* **Aim of the exercise**
Give only the number of lines in the records that include "Walajapet".

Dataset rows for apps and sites
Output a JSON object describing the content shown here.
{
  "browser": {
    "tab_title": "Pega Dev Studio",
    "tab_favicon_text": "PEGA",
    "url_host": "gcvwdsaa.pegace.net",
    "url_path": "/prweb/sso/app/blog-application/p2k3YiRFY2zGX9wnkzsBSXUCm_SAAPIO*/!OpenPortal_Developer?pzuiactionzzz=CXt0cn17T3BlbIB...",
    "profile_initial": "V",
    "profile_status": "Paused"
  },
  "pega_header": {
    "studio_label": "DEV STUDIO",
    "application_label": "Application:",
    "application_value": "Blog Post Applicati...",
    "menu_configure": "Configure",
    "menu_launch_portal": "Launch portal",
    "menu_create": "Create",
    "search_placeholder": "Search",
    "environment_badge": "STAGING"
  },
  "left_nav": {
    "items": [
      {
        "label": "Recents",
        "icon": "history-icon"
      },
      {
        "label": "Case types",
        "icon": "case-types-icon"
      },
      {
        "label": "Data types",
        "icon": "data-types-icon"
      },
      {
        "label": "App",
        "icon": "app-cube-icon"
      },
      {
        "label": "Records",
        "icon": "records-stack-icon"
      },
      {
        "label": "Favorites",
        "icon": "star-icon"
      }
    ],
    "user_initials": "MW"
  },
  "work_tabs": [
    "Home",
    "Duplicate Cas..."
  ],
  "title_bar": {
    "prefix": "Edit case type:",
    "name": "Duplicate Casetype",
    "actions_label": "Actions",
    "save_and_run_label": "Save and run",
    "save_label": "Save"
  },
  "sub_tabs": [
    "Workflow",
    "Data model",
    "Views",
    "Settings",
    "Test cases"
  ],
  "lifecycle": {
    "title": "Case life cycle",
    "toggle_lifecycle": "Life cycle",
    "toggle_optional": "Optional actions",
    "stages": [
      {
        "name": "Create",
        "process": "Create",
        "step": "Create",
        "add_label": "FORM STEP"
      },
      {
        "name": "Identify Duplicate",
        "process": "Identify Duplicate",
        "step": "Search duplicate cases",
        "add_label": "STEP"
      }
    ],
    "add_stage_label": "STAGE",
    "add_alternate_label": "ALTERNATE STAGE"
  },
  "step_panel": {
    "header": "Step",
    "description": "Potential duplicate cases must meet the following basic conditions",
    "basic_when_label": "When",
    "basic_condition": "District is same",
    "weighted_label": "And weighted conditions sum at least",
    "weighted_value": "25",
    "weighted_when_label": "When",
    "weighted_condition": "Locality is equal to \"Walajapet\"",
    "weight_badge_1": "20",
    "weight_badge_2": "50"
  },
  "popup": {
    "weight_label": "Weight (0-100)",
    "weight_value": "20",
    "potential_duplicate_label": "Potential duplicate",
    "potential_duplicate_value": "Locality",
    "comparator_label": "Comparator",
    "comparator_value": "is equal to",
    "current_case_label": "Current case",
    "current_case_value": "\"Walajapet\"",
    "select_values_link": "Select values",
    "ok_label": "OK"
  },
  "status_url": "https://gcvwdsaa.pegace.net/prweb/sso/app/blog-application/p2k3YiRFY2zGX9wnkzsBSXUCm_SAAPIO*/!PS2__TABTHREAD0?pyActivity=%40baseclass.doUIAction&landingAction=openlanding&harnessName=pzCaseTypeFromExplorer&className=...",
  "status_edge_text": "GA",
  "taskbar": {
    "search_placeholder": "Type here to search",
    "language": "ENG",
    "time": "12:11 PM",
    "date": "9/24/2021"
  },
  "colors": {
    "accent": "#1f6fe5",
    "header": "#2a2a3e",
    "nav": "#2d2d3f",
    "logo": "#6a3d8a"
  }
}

* **Reply to the task**
2